It would take cannabis off the Controlled Substances listing, which is an historic feat and the first cannabis bill introduced in the Senate to do that.
Even though it was introduced by Vice Presidential candidate Kamala Harris, it is expected to stall in the Senate, awaiting more deliberation after the election, and a hoped-for Democratic majority in the House and Senate. “The MORE Act by the Democratic-controlled House could be the impetus necessary for the Biden campaign to revisit its existing stance and move in a direction that provides for federally descheduling marijuana — a position already held by Vice Presidential candidate Kamala Harris,” Paul Armentano, deputy director of NORML, wrote in a statement on the organization’s website.
In short, legalizing both medical and recreational cannabis in every state is looking more and more like a slam dunk. These new states will be bringing billions of earnings into state coffers, and millions more in state revenue.

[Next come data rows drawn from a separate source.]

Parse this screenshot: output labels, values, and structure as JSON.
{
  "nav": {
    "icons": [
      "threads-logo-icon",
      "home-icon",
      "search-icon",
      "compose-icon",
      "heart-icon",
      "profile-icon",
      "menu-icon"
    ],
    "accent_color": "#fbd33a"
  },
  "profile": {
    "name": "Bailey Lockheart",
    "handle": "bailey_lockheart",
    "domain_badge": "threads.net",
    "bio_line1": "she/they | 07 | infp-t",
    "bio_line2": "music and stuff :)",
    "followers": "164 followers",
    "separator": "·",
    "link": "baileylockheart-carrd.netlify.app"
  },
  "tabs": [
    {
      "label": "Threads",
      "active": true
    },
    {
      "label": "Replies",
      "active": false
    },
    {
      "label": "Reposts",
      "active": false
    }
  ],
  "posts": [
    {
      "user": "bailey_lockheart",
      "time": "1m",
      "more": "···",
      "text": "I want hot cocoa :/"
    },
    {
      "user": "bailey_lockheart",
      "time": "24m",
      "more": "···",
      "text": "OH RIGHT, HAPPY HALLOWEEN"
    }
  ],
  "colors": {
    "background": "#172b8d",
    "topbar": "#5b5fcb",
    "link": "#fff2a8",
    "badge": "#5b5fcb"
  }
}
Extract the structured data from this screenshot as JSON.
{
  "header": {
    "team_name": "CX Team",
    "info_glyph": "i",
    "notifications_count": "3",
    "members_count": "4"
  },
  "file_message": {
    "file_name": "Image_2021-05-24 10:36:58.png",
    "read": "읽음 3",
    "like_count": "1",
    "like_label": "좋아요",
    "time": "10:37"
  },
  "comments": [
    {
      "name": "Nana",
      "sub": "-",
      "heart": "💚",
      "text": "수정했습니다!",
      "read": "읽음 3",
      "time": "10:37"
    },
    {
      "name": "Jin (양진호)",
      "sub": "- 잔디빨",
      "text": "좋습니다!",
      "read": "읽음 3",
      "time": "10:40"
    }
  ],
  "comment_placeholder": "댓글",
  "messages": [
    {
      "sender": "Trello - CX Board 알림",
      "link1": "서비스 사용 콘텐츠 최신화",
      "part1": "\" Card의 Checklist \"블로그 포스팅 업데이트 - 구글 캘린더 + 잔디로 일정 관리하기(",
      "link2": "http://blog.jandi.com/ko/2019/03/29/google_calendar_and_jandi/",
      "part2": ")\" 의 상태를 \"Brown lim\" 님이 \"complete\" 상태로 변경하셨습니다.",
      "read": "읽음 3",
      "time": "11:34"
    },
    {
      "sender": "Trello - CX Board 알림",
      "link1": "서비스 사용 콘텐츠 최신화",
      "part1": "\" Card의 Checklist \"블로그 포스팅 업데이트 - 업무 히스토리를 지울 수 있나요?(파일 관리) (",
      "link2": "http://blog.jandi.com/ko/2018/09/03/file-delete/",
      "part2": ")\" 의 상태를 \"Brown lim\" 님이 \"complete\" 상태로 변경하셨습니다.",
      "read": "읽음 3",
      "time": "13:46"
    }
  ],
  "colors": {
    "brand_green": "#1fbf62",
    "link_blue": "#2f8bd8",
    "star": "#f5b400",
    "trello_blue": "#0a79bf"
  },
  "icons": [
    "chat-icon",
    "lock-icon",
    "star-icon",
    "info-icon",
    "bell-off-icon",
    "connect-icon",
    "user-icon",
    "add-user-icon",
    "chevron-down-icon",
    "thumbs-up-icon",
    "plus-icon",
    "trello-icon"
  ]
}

Cannabis, and the tax revenue it provides, could be just the shot in the arm that this country needs for solid economic recovery in 2021 and beyond.